++++ RECORDS FOR THE EXERCISE

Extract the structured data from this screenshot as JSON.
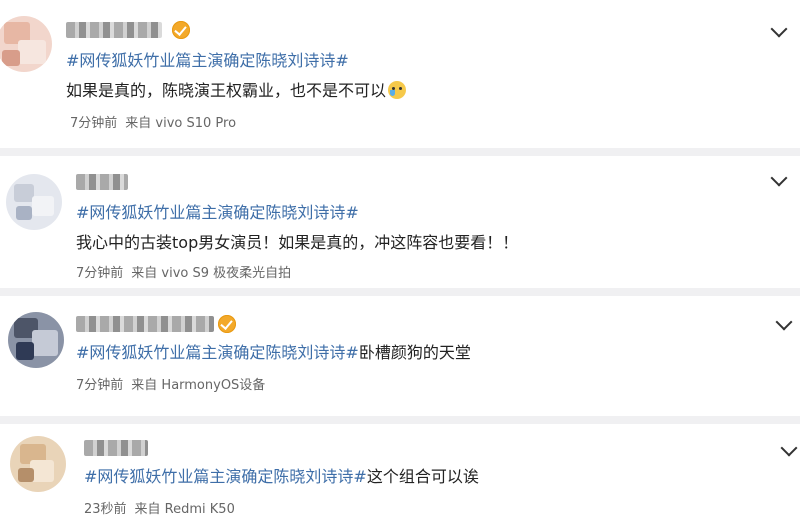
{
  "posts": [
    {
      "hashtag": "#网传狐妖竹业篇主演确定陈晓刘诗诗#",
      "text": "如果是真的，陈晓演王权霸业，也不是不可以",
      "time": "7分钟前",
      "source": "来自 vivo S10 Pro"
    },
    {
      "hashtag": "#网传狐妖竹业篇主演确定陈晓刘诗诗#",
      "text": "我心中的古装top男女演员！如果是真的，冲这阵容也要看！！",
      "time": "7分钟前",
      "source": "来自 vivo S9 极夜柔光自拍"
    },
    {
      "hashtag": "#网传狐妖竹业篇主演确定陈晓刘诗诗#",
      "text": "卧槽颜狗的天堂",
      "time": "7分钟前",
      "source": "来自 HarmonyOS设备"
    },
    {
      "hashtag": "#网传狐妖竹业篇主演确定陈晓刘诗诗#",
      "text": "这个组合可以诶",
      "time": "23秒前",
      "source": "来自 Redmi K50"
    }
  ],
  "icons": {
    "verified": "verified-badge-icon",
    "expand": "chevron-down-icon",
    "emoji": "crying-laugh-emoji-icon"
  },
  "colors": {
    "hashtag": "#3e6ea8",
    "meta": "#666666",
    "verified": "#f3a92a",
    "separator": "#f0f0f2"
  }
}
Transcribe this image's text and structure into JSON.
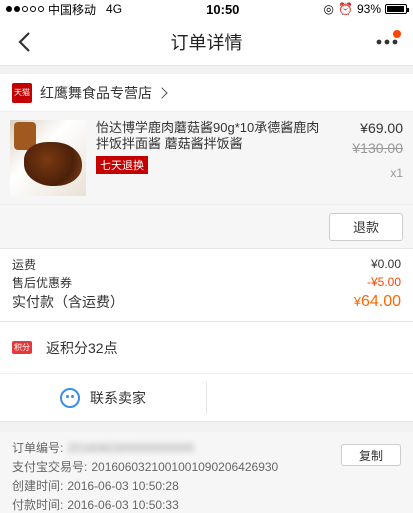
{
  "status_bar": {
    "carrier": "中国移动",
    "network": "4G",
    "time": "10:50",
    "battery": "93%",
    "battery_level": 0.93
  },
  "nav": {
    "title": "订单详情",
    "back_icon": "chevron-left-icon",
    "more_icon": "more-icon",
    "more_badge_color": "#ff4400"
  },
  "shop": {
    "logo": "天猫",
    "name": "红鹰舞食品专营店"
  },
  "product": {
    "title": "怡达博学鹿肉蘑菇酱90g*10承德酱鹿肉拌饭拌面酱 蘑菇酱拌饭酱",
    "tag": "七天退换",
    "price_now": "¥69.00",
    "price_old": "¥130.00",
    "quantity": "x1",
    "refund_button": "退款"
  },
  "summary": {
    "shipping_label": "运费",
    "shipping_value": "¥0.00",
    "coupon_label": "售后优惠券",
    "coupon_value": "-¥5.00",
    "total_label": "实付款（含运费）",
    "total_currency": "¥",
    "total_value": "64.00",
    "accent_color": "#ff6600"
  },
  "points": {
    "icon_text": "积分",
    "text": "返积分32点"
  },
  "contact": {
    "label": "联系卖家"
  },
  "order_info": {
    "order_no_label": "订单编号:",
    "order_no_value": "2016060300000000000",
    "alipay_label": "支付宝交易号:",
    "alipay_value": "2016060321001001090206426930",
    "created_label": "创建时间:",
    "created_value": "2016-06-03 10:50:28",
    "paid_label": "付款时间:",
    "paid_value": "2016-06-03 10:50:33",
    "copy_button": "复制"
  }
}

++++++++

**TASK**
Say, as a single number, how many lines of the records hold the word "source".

**EXERCISE SOLUTION**
4